After initially receiving a boost from strong U.S. consumer sentiment, equities on Wall Street pared their gains after President Barack Obama announced he was "open to compromise" in upcoming negotiations with Congress over the "fiscal cliff."
Investor caution remains over concerns that the world's top oil consumer, the United States, is at risk of tipping into recession if it fails to find a compromise to cut its deficit before nearly $600 billion worth of spending cuts and tax increases kick in early next year.
Those concerns, against a backdrop of debt troubles in the euro zone, have weighed on financial markets and led to oil swinging in about a $7 range this week, its widest since late September.
Investors are also monitoring how the United States will tackle the issue of the debt ceiling, which needs to be raised to avoid a government shutdown.
"For the time being, the uncertainty over the fiscal cliff in the U.S. will prevent any price recovery," analysts at Commerzbank in Frankfurt said in a note.
Across the Atlantic, euro-zone finance ministers are to meet on Monday in Brussels.

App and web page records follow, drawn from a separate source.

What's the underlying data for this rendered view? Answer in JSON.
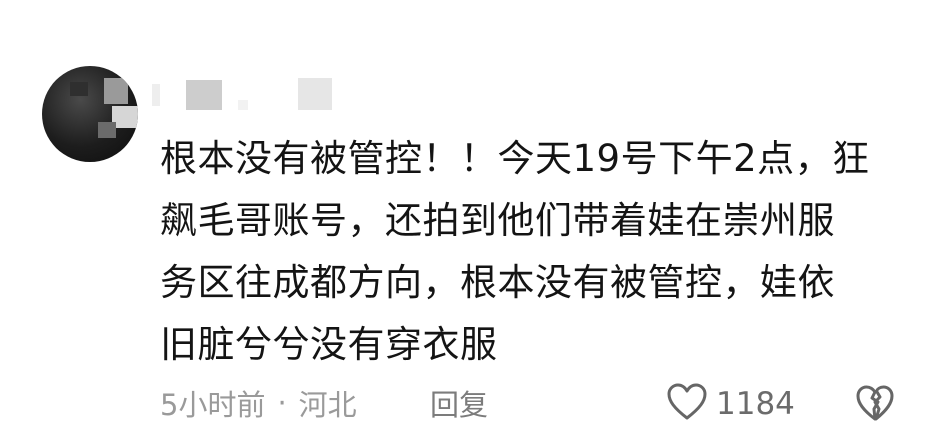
{
  "comment": {
    "lines": [
      "根本没有被管控！！今天19号下午2点，狂",
      "飙毛哥账号，还拍到他们带着娃在崇州服",
      "务区往成都方向，根本没有被管控，娃依",
      "旧脏兮兮没有穿衣服"
    ]
  },
  "meta": {
    "time": "5小时前",
    "separator": "·",
    "location": "河北",
    "reply_label": "回复"
  },
  "likes": {
    "count": "1184"
  },
  "icons": {
    "like": "heart-outline-icon",
    "dislike": "broken-heart-icon"
  },
  "colors": {
    "text": "#141414",
    "meta": "#9a9a9a",
    "icon": "#666666"
  }
}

The main topic of their discussions will be thawing the freeze on lending to Greece.
Supportive October data from China underpinned oil prices on Friday. Infrastructure investment accelerated and output from the country's factories ran at its fastest in five months.
China's October exports rose more than 11 percent from a year ago, and imports grew by 2.8 percent, Commerce Minister Chen Deming said.
The data offered evidence that a cyclical recovery gained strength last month after the Chinese economy in the third quarter suffered the slowest period of growth since early 2009.
Separate data showed U.S. wholesale inventories rose in September by the most in nine months as wholesalers sharply boosted stocks of farm goods and oil. (Reporting by Alice Baghdjian in London, Ramya Venugopal in Singapore and Robert Gibbons in New York; Editing by Alden Bentley and John Wallace)